SAN DIEGO (NNS) -- The Ohio-class ballistic missile submarine USS Nebraska (SSBN 739) along with the U.S. Navy's Strategic Systems Programs (SSP) conducted successful test flights of two Trident II D5 Missiles, March 26.
The unarmed test missiles were launched as part of Demonstration and Shakedown Operation (DASO) 28 in the Pacific Test Range off the coast of Southern California.
The missiles were launched as a double mission test and were the key element of DASO 28, which marked the 166th and 167th successful test flights of the Trident II D5 missile since its introduction to the fleet in 1989. The primary objective of the DASO is to evaluate and demonstrate the readiness of the SSBN's strategic weapon system and crew before operational deployment following midlife refueling overhaul.
SSP, along with Naval Ordnance Test Unit, oversees the DASO certification process and provides integrated testing and evaluation capabilities, while various other organizations provide support. More than 130 special guests were invited aboard USNS Waters (T-AGS 45), a Military Sealift Command (MSC) vessel, to witness the event and learn more about SSP and the DASO process.
"The successful completion of DASO 28 was not only an important milestone in USS Nebraska's return to service, but also an important demonstration of the reliable and credible sea-based leg of the U.S. nuclear deterrent triad," said Capt. Mark Behning, deputy director, SSP.
Waters is an MSC vessel that provides support during the DASO launch as part of its mission. Instrumentation and personnel, such as engineers and scientists, are embarked aboard Waters to track the submarine and missile throughout the launch process. Capt. Mike Elmstrom, commanding officer, Strategic Weapons Facility Pacific (SWFPAC), and his crew took part in the design modifications of the D5 missiles and planning the test.
"Team SWFPAC put in many hours assembling, preparing and loading these flight test missiles," said Elmstrom. "This is a great opportunity for many of us to see the results of those impressive efforts."
Guests who watched the launch aboard Waters said it was a once-in-a-lifetime experience.
"The launch was one of the most fascinating things I have ever seen," said Allen Beermann, executive director, Nebraska Press Association. "It was truly an experience of a lifetime and I am glad I was invited to attend this wonderful event."
USS Nebraska (SSBN 739) is the 14th submarine of the Ohio-class of ballistic missile submarines (SSBNs), and the second U.S. Navy ship to bear the name.
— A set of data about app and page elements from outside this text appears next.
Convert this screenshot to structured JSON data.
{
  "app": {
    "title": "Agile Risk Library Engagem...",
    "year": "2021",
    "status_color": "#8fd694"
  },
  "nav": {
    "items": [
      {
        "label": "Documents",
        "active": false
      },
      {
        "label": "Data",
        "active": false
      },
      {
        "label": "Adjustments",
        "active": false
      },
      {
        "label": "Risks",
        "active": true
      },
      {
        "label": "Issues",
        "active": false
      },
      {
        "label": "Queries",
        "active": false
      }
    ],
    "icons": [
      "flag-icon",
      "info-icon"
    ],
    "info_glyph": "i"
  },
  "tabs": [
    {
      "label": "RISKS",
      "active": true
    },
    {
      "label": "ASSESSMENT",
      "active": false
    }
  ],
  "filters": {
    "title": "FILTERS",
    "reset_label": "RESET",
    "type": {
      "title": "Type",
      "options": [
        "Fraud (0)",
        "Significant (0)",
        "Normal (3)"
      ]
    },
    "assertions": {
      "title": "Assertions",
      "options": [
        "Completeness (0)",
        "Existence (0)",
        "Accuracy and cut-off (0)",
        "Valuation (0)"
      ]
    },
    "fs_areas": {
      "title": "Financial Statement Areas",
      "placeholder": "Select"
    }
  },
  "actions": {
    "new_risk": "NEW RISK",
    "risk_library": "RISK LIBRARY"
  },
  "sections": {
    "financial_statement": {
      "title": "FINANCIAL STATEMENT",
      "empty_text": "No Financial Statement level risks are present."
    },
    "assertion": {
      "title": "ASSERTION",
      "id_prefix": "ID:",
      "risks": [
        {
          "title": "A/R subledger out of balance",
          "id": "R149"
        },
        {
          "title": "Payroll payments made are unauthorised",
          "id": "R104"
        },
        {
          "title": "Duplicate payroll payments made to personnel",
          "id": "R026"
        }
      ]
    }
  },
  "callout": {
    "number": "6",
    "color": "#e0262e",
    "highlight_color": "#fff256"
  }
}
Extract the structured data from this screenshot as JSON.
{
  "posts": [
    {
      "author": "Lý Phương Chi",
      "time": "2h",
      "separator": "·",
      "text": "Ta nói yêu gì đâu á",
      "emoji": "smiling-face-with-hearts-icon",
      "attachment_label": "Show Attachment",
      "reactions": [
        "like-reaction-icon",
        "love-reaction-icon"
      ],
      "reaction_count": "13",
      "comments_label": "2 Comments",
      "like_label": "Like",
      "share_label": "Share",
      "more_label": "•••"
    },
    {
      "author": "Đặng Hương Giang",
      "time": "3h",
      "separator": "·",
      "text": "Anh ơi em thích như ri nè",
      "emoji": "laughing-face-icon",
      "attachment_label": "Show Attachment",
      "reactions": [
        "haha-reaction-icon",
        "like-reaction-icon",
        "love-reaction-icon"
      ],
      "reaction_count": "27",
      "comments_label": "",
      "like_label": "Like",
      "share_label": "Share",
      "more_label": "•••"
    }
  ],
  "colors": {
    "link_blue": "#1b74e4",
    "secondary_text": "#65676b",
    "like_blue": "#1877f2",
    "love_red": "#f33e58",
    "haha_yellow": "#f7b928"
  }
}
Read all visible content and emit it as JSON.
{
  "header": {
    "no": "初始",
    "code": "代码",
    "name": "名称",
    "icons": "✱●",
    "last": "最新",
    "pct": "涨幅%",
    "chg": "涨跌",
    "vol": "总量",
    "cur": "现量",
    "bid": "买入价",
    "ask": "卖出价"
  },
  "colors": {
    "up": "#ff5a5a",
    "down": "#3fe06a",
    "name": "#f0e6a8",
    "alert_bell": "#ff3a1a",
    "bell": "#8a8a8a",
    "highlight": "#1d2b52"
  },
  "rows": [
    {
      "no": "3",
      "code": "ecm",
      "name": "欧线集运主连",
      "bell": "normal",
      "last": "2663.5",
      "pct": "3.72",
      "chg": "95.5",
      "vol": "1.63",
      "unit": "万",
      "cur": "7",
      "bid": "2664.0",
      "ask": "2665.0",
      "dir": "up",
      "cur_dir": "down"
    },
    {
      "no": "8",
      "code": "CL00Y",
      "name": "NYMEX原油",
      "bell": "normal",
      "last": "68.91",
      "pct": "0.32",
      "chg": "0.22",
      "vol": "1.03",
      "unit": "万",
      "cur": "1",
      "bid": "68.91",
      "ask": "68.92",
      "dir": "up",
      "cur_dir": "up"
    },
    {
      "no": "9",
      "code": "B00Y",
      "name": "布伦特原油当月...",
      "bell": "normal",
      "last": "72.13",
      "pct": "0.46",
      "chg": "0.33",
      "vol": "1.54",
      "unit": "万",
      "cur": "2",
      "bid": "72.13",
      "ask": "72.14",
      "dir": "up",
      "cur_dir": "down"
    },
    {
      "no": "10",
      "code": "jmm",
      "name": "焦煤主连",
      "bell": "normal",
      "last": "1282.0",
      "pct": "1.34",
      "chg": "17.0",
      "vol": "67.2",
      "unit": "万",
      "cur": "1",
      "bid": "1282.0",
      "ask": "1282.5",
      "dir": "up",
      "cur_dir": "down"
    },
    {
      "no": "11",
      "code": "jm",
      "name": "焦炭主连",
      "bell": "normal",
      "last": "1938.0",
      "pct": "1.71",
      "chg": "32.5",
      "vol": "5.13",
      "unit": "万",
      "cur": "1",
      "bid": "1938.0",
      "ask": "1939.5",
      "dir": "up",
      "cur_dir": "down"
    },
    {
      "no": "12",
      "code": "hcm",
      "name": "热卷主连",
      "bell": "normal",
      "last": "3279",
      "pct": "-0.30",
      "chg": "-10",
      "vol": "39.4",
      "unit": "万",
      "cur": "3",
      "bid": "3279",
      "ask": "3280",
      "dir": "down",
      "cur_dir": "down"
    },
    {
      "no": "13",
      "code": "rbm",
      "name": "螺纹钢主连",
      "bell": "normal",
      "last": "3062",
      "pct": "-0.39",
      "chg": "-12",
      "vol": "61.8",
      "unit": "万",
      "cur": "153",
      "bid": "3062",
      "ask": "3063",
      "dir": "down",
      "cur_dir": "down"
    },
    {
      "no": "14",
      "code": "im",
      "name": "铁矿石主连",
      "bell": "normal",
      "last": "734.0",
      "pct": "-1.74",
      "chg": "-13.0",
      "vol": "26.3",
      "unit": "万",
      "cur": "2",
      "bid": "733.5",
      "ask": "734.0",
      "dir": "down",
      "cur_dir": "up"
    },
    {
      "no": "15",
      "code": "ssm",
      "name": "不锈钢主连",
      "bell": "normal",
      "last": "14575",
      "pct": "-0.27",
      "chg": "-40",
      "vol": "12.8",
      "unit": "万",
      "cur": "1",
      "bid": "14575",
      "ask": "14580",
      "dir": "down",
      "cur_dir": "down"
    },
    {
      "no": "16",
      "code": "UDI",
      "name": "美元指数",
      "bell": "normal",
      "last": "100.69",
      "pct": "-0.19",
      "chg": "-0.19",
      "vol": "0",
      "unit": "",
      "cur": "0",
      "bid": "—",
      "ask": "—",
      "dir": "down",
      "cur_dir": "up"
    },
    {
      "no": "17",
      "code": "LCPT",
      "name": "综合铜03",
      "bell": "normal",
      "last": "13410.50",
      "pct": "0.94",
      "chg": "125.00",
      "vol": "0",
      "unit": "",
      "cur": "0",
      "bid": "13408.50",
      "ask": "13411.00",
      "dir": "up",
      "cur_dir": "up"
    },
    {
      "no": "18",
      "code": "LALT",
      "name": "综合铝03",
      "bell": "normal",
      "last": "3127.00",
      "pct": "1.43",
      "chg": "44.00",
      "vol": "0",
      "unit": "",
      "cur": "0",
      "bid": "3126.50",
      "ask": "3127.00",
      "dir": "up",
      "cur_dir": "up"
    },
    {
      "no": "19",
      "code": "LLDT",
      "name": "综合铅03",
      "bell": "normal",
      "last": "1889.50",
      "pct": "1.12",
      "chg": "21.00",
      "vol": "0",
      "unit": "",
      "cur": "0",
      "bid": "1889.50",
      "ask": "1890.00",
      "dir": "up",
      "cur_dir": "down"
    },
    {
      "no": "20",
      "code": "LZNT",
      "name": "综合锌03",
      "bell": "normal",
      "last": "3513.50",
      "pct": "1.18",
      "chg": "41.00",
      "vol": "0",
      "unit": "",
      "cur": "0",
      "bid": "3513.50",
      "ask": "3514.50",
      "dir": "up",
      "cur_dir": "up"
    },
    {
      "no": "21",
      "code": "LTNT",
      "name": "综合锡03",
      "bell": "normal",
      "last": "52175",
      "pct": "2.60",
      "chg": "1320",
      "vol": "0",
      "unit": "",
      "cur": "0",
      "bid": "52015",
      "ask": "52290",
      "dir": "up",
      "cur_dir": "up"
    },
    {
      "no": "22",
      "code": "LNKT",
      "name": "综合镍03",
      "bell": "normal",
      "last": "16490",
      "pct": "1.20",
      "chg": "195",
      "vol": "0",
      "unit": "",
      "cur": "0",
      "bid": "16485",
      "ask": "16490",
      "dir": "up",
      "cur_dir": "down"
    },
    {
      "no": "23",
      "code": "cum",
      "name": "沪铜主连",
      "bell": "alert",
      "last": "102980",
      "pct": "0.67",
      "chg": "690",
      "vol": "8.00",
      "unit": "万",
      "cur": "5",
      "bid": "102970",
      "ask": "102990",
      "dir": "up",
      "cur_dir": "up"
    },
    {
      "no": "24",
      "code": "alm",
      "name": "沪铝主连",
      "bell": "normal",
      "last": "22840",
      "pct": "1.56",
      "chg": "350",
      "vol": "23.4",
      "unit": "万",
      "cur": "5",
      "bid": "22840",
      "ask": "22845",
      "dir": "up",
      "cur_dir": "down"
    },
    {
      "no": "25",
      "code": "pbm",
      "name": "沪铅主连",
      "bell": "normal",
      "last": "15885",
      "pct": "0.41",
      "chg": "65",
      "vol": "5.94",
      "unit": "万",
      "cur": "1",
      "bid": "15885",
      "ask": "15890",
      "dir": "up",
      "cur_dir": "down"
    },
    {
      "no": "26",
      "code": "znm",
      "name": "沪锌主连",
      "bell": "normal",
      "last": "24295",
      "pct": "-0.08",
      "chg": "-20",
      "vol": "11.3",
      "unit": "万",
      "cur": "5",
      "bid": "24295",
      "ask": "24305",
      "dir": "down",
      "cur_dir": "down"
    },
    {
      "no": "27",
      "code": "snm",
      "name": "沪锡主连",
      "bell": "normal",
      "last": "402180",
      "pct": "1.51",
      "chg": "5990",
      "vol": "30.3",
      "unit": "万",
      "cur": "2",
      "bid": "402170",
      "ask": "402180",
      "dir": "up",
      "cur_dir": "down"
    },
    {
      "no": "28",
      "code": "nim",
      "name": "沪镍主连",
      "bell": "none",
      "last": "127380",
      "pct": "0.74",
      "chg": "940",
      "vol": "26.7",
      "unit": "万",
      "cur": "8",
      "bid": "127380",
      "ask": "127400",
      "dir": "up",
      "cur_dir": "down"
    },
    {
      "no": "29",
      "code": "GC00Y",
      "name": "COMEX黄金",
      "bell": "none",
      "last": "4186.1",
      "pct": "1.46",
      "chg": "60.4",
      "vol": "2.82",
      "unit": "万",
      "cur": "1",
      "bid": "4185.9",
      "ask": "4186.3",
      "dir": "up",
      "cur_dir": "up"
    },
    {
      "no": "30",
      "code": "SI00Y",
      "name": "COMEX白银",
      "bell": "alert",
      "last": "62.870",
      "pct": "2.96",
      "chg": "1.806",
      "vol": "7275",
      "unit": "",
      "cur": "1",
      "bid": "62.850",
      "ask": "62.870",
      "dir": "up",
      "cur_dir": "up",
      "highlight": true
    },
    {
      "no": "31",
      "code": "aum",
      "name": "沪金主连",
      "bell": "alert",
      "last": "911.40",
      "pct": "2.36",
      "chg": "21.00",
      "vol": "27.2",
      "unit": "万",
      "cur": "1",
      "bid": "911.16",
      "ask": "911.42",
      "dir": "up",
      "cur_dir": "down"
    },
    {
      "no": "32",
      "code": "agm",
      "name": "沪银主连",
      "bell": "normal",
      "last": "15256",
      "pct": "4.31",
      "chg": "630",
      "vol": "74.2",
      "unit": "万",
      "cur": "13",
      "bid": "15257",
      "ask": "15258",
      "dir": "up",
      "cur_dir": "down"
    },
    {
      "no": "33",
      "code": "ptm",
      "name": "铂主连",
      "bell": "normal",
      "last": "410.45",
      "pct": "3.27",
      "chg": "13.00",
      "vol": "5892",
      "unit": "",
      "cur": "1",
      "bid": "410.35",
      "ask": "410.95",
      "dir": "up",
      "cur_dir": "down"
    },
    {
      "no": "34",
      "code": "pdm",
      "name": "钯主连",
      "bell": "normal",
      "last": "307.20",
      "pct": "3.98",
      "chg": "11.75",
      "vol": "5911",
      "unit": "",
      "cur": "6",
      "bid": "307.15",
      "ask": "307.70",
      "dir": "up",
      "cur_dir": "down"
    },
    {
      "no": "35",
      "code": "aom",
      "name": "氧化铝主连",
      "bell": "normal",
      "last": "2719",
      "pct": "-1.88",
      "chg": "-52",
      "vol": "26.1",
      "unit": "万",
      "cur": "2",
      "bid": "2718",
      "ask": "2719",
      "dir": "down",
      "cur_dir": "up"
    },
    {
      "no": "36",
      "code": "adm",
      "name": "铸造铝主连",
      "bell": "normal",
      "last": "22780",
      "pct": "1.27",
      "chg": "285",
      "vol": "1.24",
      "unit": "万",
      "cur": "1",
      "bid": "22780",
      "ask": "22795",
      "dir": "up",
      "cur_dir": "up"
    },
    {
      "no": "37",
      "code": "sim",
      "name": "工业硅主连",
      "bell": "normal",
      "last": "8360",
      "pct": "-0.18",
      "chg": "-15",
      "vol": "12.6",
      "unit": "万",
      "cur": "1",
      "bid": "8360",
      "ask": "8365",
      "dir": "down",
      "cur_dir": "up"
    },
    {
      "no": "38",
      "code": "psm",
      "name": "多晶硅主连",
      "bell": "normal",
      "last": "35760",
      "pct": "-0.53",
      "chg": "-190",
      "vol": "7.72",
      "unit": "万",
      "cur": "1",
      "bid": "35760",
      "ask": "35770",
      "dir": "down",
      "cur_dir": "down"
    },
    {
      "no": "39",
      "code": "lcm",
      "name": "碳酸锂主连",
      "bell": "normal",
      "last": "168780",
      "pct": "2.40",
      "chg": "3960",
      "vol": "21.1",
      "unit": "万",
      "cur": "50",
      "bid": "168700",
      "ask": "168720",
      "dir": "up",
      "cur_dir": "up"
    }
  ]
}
Assigned to Submarine Group 9, Nebraska is one of eight ballistic-missile submarines homeported at Naval Base Kitsap-Bangor, Wash.
The mission of the SSBN force is strategic deterrence, by providing the United States with its most survivable and enduring nuclear strike capability. Ohio-class submarines serve as an undetectable launch platform for submarine-launched ballistic missiles. They are considered the most survivable leg of the nuclear triad; the other legs being long-range bombers and land-based intercontinental ballistic missiles.